Sometimes clients want to use images, photographs or rasterized graphics on their label. With high quality process printing, this is completely doable at Tri-Flex Label. BUT, one of the most important things to keep in mind when choosing such graphics is Resolution.
The easiest way I can explain resolution is to say that more resolution means an image displays more detail (or is capable of displaying more detail). Higher DPI means higher resolution. Resolution is not “size”, but it’s often confused with it because higher resolution images are often bigger, but that doesn’t necessarily have to be the case.
Abbreviation of Dots Per Inch, which indicates the resolution of images created by ink dots layed down in a single square inch. The more dots per inch, the higher the resolution. Ideal resolution for print is 300 dpi or greater. Sometimes 150 dpi is acceptable but, the higher the resolution, the better the final output. Screen resolution is usually somewhere around 72 ppi (pixels per inch). Graphics that are set for screen resolution cannot be reset to higher resolutions and will not print high-quality.
In printing, a Bleed is when the background color or image is brought beyond the trim/dieline to ensure a clean cut and help with on-press registration. In ideal situations, we like our bleed to go between 1/8" to 1/4" beyond the dieline.

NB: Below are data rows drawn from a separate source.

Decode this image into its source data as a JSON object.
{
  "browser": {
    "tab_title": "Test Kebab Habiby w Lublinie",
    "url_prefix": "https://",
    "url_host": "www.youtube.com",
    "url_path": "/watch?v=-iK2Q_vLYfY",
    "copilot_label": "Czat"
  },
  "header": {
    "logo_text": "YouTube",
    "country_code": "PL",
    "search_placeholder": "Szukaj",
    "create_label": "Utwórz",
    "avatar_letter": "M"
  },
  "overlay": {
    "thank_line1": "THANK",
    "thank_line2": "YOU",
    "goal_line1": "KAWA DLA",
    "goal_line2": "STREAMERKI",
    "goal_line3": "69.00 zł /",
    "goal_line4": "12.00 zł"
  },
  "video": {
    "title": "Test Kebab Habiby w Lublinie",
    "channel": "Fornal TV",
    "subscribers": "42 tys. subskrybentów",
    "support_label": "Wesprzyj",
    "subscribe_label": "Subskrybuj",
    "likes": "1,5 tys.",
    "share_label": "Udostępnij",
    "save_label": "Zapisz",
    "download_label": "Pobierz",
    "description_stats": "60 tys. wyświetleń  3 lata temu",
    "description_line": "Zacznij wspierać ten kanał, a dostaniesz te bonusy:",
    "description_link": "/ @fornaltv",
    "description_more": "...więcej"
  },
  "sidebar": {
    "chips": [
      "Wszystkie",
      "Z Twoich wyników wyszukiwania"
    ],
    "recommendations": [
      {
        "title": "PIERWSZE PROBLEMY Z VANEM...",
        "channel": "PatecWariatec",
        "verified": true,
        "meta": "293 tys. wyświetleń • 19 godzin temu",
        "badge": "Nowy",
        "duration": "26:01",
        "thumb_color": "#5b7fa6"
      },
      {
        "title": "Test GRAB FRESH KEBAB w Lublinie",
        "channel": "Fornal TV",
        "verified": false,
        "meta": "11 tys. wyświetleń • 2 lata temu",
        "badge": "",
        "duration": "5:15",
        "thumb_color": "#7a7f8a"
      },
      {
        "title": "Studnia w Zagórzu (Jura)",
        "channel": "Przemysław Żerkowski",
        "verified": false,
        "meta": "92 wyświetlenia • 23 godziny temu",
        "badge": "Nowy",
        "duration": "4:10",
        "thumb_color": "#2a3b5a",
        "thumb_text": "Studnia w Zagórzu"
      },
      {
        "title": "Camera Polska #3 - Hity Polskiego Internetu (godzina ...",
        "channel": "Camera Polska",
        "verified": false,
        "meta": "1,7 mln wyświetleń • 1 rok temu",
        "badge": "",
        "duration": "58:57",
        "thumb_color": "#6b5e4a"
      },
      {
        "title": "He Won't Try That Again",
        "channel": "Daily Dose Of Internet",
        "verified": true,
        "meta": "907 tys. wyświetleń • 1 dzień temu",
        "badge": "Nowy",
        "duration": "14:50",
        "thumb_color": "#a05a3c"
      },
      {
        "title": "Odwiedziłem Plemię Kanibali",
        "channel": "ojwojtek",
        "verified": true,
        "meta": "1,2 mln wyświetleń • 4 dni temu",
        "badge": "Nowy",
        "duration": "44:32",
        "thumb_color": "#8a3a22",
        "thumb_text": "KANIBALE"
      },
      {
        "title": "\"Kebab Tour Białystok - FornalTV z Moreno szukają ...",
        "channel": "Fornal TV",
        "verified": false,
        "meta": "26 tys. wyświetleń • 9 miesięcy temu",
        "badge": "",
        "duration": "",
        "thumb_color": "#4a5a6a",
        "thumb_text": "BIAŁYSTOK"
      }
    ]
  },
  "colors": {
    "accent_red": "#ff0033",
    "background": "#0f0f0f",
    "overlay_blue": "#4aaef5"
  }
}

This is more easily seen in the label example used throughout this article...
In the screenshot shown above, the label is set to be 3.5" x 3.5" as it's final size. Since the client wanted a border around the entire label, we needed to set a bleed. The label's dieline is indicated by the pink line. As you can see, the bleed has been taken 1/4" beyond the final dieline, makeing the artwork now 4" x 4".
Though, in this example, the bleed is a solid color, this technique is also used when an image or graphic meets the dieline. To ensure a clean cut and beautiful registration, be sure to use graphics that are larger than your label. Please don't hesitate to contact us with any questions or concerns.
Once you've done all of the above, be sure to save your perfect document in the correct file format. I cringe when a client sends artwork in a file format that isn't meant for high-quality graphics and printing: It's terrible! Consult this list of do's and don'ts and all your hard work won't be for naught...